A common philosophical question revolves around the existence of free will, but what I've found is that these debates seem to gloss over the concept of "free will" itself, either taking it as a given that everyone understands what the term really means, or proceeding with a very murky and unspecific definition.
So my question is, have there been any attempts to provide a rigorous, mathematical definition of what specific conditions would constitute a free choice? Or, more succinctly, what are the necessary conditions for an action to be regarded as a free choice, rather than a determined one?
This doesn't even have to be confined to a particular world. I would be glad to look at any kind of formalized explanation, in any kind of world (where the laws of "physics" can be totally different from the ones in our world, for example), where one could point to a process which would constitute a free choice.
As a comparison, I could present a mathematical explanation of a deterministic at will. For example, Conway's Game of Life constitutes a world where any process (that is, where a change occurs) you can point to is a deterministic process.
Now, what change would I have to do to be able to point to a process and say that it was a free process?
When these processes are involved in a choice, the choice inherits the process name. For example: if a brain makes a choice, and the brain is contained within a deterministic universe, such as Conway's Game of Life, the choice becomes deterministic. How could one constitute a universe so the processes behind the choice were constituted in such a way that the choice would become free?
The reason for me asking is that I always find myself dissatisfied with the definitions of "free will" I get, just as I never can wrap my head around the concept of objective values. It's just something you're supposed to intuitively have a concept of and if you don't, you seem to be on your own.
If I speak to somebody who doesn't know what "deterministic" means, I can give a precise, clear, mathematical definition. Since the free will-claim is on a direct collision course with determinism, all I want is for someone in the free will-camp to return the favor. So far, this hasn't happen and since I can't begin to understand what "free will" would be, I haven't been able to produce anything myself.
I'm not asking how one could look at the outcome of a system and decide whether it was generated by free choice or not. I'm also not looking for a proof of free will. I'm simply asking for a way that it could be implemented in some possible world, regardless of whether that is actually the case.
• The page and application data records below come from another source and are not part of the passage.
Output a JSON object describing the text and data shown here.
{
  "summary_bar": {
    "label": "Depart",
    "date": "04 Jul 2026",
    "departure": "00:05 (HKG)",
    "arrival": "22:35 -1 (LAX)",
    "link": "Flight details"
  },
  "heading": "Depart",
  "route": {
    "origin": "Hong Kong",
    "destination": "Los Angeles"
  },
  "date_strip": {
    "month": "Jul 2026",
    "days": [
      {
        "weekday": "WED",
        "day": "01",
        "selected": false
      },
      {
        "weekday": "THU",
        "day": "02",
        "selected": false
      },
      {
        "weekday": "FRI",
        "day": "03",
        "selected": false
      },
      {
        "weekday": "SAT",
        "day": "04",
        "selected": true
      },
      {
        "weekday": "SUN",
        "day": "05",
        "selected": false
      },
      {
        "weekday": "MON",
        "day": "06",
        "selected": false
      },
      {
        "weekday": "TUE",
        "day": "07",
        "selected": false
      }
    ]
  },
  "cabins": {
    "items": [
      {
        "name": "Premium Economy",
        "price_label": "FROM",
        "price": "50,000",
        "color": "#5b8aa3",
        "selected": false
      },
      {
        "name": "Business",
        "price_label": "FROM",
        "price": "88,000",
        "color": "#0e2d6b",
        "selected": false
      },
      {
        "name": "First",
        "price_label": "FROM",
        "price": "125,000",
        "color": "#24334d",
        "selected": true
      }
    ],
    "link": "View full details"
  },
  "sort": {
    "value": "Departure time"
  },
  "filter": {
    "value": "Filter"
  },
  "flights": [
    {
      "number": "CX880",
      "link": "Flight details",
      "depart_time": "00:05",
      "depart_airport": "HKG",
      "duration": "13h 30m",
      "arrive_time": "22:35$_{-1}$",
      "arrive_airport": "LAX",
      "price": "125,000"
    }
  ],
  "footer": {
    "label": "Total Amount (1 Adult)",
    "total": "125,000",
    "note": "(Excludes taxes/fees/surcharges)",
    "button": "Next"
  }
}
We can do this in regard to determinism, for example, without also saying that the world works deterministically (e.g the statement "if every state of the world is fully determined by the previous state, the world is deterministic" doesn't imply that the world also works deterministically).
To better 'illustrate' my point (with the help of Sidney Harris):